Camera: As mentioned, the original Mavic Air began a trend for DJI of offering 100Mbps video data rate from a sub-$1000 drone. We’re not expecting any improvements on that front, yet, but we do expect a doubling of the frame rate. 4K video at 60fps is becoming a standard for mobile photography, it would be silly of DJI to offer anything less. We do expect to see that 1/2.3-inch sensor again in the Mavic Air 2. We’re obviously spoiled by the output of the 1-inch sensors of larger drones, but we understand the compromise. Our cars do well enough on 4 and 6 cylinder engines, but we still long for a roaring V12 now and then.
Obstacle avoidance: We always say that a safe flight is a good flight. Running into a wall is considered a bad flight. The best DJI drones offer all-direction obstacle avoidance, almost all offer at least downward sensors, plus at least vision enabled avoidance for forward flight. Based on the leaks, we expect forward, backward, and sideways obstacle avoidance, with the typical downward tools for accurate take-off and landing.
Ocusync: One of our biggest complaints with the initial Mavic Air was the lack of Ocusync connectivity. DJI’s proprietary remote connectivity protocol is slick, offering reliability over long range, multiple video streams and more. Basically, Ocusync is what put the “pro” in the Mavic Pro. We’d love to see the new Mavic Air 2 equipped with Ocusync, enabling connectivity to the DJI Goggles and bumping the range up to 4.3 miles.
ADS-B: As promised, DJI should be adding an ADS-B receiver into the Mavic Air 2. You should be able to see local flight traffic on your map as you fly. Sadly, the rumor appears that ADS-B will be an optional upgraded model of the drone, with an increased price tag.
Drone legal and safety
April 27th, 2020
Nothing more for it, 12 days from now DJI will launch a new… something.

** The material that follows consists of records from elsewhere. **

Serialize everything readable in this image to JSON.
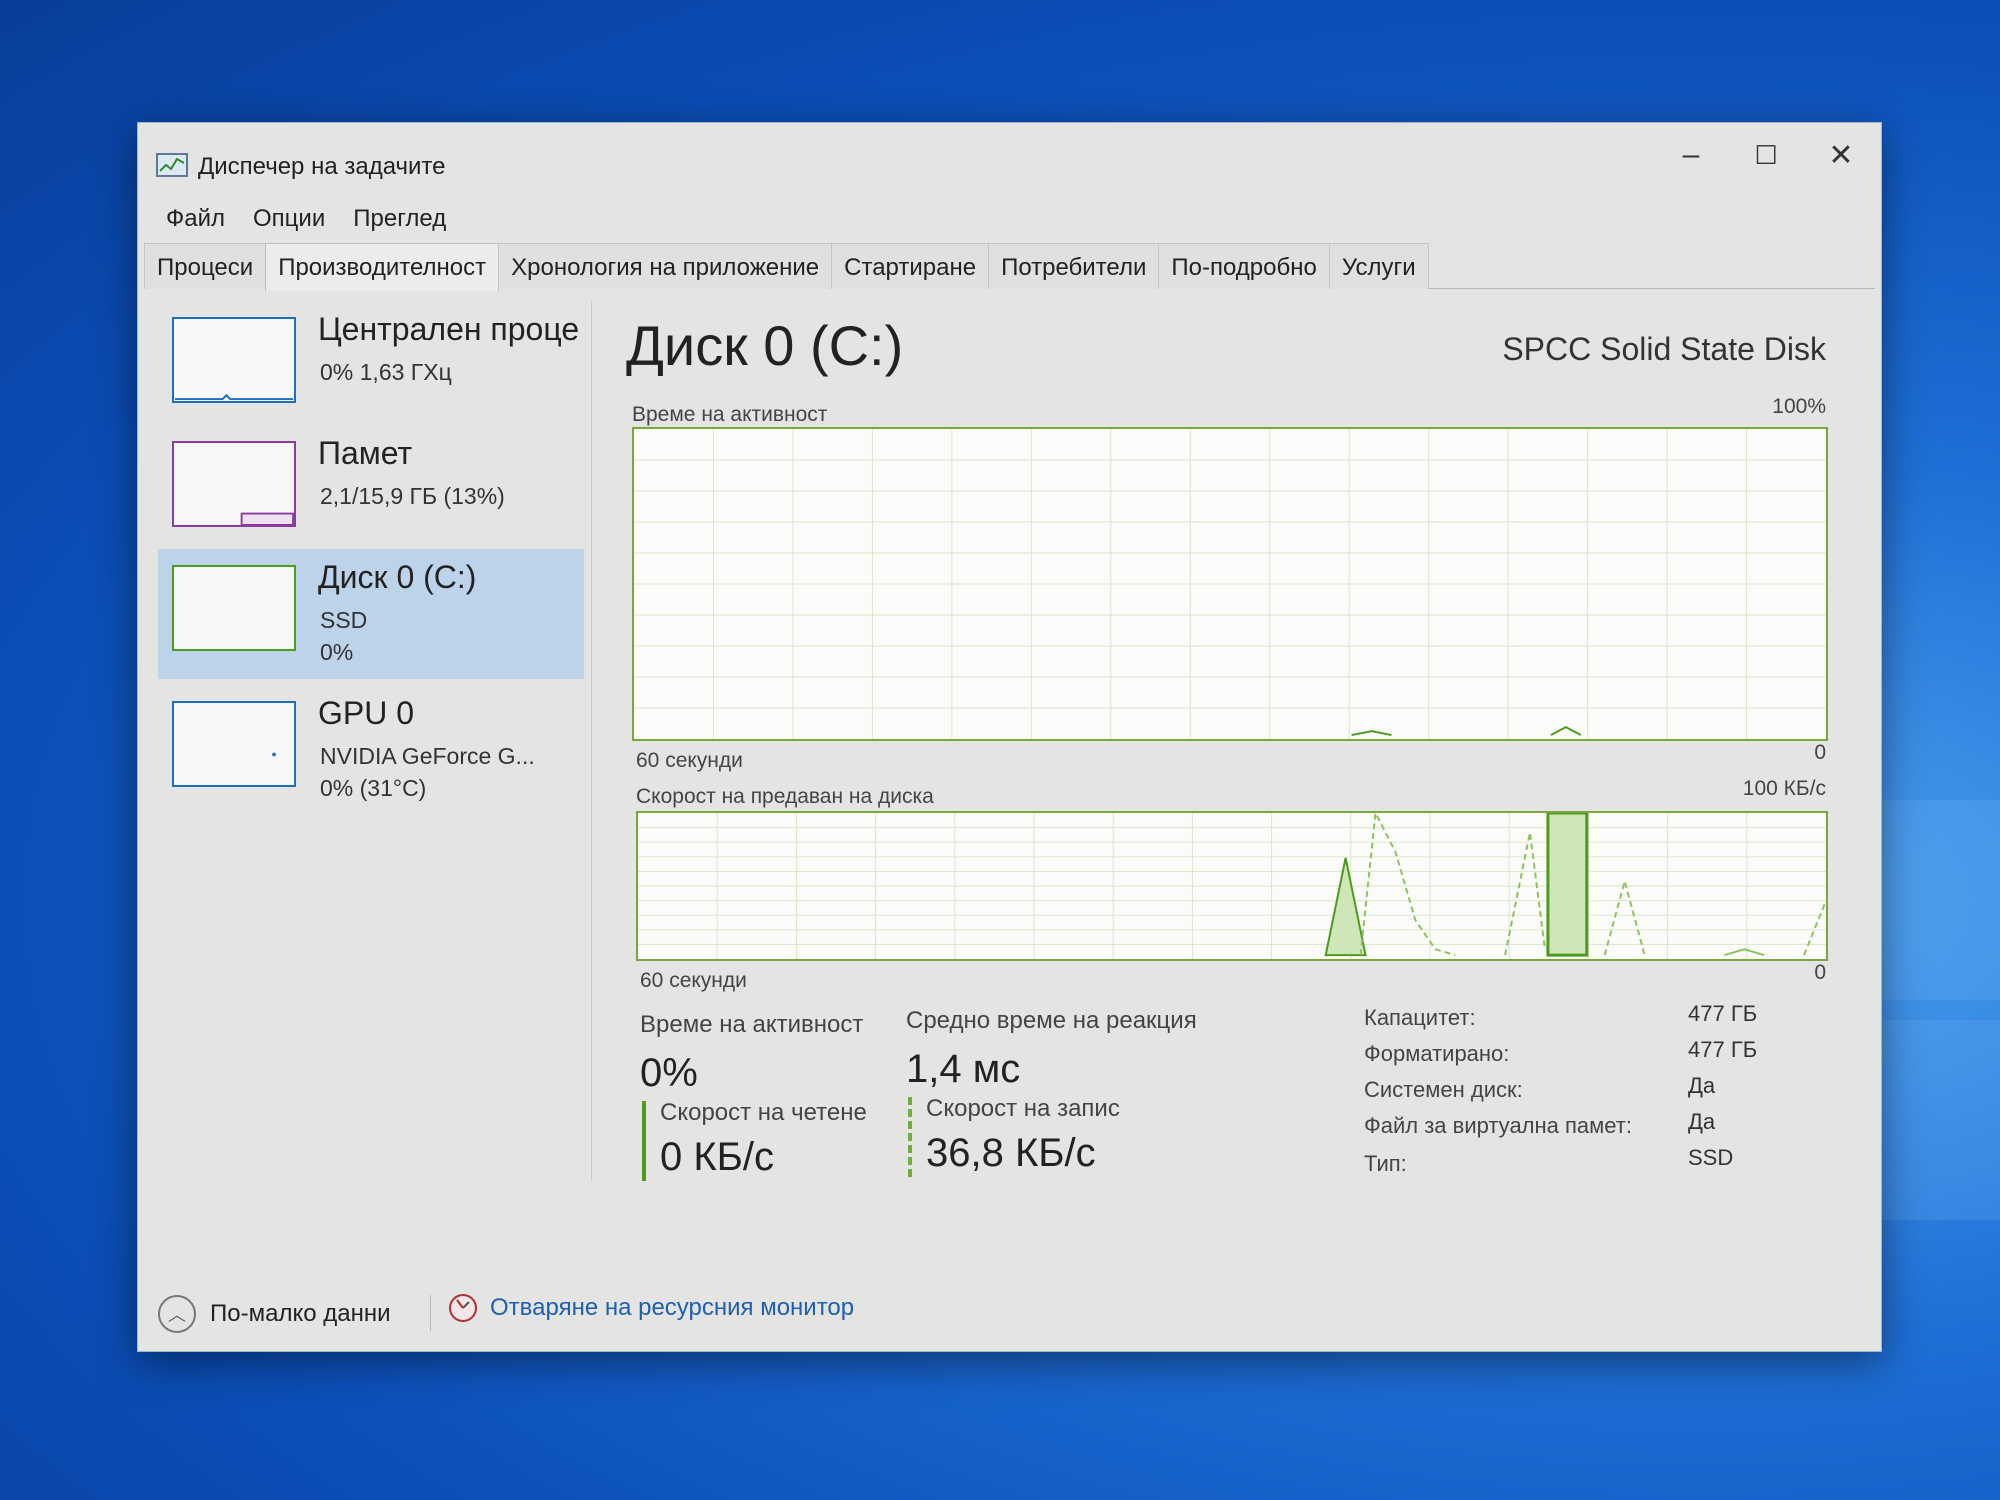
{
  "window": {
    "title": "Диспечер на задачите",
    "controls": {
      "minimize": "–",
      "maximize": "☐",
      "close": "✕"
    }
  },
  "menu": [
    "Файл",
    "Опции",
    "Преглед"
  ],
  "tabs": [
    {
      "label": "Процеси",
      "active": false
    },
    {
      "label": "Производителност",
      "active": true
    },
    {
      "label": "Хронология на приложение",
      "active": false
    },
    {
      "label": "Стартиране",
      "active": false
    },
    {
      "label": "Потребители",
      "active": false
    },
    {
      "label": "По-подробно",
      "active": false
    },
    {
      "label": "Услуги",
      "active": false
    }
  ],
  "sidebar": [
    {
      "title": "Централен проце",
      "line1": "0% 1,63 ГХц",
      "line2": "",
      "color": "#1f6ebd",
      "selected": false
    },
    {
      "title": "Памет",
      "line1": "2,1/15,9 ГБ (13%)",
      "line2": "",
      "color": "#8b3a9e",
      "selected": false
    },
    {
      "title": "Диск 0 (C:)",
      "line1": "SSD",
      "line2": "0%",
      "color": "#4c9a1e",
      "selected": true
    },
    {
      "title": "GPU 0",
      "line1": "NVIDIA GeForce G...",
      "line2": "0% (31°C)",
      "color": "#1f6ebd",
      "selected": false
    }
  ],
  "main": {
    "title": "Диск 0 (C:)",
    "model": "SPCC Solid State Disk",
    "activity_graph": {
      "label": "Време на активност",
      "max_label": "100%",
      "min_label": "0",
      "time_label": "60 секунди"
    },
    "transfer_graph": {
      "label": "Скорост на предаван на диска",
      "max_label": "100 КБ/с",
      "min_label": "0",
      "time_label": "60 секунди"
    },
    "stats": {
      "active_time_label": "Време на активност",
      "active_time_value": "0%",
      "response_label": "Средно време на реакция",
      "response_value": "1,4 мс",
      "read_label": "Скорост на четене",
      "read_value": "0 КБ/с",
      "write_label": "Скорост на запис",
      "write_value": "36,8 КБ/с"
    },
    "properties": [
      {
        "key": "Капацитет:",
        "value": "477 ГБ"
      },
      {
        "key": "Форматирано:",
        "value": "477 ГБ"
      },
      {
        "key": "Системен диск:",
        "value": "Да"
      },
      {
        "key": "Файл за виртуална памет:",
        "value": "Да"
      },
      {
        "key": "Тип:",
        "value": "SSD"
      }
    ]
  },
  "footer": {
    "fewer_details": "По-малко данни",
    "resource_monitor": "Отваряне на ресурсния монитор"
  },
  "colors": {
    "disk_accent": "#4c9a1e",
    "link": "#1f5fb0",
    "selection": "#bcd3ea"
  }
}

The event is at 6:30 pm PST, and, as best we can tell there is no in-person event for us to attend this time.
On a side note: There have been some weird rumors that DJI has been cutting back their forces in the U.S. We’re speculating now, but their main force is in New York, and this launch time is super late in the evening for the EST time zone. Whatever this event is, we are led to believe it is being hosted by DJI HQ. This should be interesting.
Drones we talked about in this article